Healthy Homes: How to Have One… Part 3 – Space
The use of space in different ways in homes is interesting to explore and not as straightforward as you may think. We have seen the typical home change drastically over the years – most significantly the replacement of individual rooms with open plan spaces. The popular culture appears to often be ‘the bigger the better’, naturally arising from the fact that most people are averse to cramped, claustrophobic spaces. However there is no general rule proportioning the amount of space to the quality of a home. You will find that in a home if a room is excessively large this can also negatively impact the space, just as a cramped room can.
The best approach is a balanced one, and the function and qualities desired of a room need to be taken into consideration. Smaller areas can feel very cosy and comforting while large spaces can feel very freeing and relaxing. Large rooms can evoke a sense of grandeur, whereas smaller rooms can project a ‘homely’ feeling. Determine what you want to feel in each space and plan accordingly. A combination of different sized spaces tend to work very well together, as contrast between room sizes can heighten the unique feelings evoked by each room.
If you are not starting from scratch and already have a house there are certain things you can do to manipulate the spaces you have to achieve a greater or smaller sense of space. If you have a small space and want it to appear larger firstly remove as much clutter as possible – clutter presents many different elements that jump out at the eye, grabbing attention and making a space feel busy and small. Streamline what is on display, whether you reduce the number of items, display only things of a select few colours, or put items in matching storage pieces. The use of mirrors in spaces give the appearance of greater space, and also increases light into rooms (if you want more light in your house read our previous post on achieving natural light in your home); as do lighter coloured walls, ceilings and furniture. You will be surprised at what you can do with a small space if it is planned well, a space does not have to be big to feel big.

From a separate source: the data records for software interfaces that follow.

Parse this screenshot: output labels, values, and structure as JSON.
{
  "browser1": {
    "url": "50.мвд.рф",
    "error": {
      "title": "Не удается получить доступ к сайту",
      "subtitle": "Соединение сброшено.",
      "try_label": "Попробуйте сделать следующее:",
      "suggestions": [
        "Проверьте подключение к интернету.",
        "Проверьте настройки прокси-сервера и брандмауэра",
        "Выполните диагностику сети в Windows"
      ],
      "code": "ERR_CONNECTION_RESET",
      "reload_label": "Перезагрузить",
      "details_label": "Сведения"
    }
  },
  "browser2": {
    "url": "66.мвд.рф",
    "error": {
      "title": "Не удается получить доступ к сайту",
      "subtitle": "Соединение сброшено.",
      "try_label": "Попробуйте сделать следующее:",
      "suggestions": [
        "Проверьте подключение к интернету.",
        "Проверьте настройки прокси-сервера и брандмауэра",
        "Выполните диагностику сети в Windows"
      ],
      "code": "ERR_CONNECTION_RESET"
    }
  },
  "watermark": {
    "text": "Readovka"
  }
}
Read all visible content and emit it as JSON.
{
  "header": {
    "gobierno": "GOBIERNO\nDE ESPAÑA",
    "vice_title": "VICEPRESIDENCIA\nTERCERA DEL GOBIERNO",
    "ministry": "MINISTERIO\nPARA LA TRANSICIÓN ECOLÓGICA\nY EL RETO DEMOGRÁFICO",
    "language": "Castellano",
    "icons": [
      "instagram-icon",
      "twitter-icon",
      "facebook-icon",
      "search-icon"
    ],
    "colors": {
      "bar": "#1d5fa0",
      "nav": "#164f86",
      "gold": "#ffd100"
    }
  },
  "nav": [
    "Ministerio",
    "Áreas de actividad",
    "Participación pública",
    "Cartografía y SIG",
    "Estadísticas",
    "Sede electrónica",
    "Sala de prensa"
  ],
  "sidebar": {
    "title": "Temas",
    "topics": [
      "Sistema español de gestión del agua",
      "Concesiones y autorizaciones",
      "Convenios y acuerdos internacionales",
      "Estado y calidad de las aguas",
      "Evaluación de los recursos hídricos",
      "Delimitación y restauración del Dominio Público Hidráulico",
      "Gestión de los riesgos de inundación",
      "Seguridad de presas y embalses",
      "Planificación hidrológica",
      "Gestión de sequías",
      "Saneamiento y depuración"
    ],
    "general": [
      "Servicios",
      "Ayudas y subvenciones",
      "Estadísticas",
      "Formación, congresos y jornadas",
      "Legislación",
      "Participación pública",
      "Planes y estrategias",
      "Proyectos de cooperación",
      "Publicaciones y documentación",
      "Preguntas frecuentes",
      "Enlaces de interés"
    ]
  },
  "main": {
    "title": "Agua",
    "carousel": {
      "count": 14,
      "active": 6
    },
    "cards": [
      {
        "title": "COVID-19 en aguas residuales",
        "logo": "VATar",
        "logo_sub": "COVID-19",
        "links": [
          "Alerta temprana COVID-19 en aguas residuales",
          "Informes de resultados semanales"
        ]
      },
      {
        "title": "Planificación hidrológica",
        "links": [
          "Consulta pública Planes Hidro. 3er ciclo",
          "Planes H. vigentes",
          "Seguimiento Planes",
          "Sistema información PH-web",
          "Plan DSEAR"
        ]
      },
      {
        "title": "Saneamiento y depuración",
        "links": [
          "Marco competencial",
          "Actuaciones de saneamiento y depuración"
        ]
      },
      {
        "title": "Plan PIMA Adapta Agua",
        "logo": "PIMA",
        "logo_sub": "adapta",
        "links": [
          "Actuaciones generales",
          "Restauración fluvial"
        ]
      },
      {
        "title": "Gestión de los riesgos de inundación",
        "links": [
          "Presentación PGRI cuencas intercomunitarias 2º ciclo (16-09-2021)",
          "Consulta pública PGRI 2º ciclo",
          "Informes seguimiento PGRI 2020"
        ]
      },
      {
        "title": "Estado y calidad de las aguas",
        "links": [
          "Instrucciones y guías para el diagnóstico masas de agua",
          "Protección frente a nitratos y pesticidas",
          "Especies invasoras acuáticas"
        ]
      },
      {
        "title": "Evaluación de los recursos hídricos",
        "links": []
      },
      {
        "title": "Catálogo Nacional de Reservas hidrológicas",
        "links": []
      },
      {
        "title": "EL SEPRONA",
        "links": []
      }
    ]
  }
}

Now, larger spaces often feel very enjoyable to be in and tend to be less cluttered to the eye. However if a room is too large and there is no hierarchy of elements within it, it can make it less enjoyable to be in. One trick to deal with this is to delineate different spaces within the room. You can easily create ‘nooks’ within rooms with the arrangement of furniture cordoning off a section, large rugs also can demarcate an area, as does different lighting focused on different areas, darker coloured walls and ceilings, or you can install a room divider (think bookcases, planter boxes/trellises for climbing plants, shelving screens ).
Additionally, a disadvantage of large houses and spaces are that they are more expensive to build, to heat or cool, and also more laborious to clean. So don’t think you need to have a massive space to build an enjoyable house, with careful planning you can ensure every space in your home feels just right.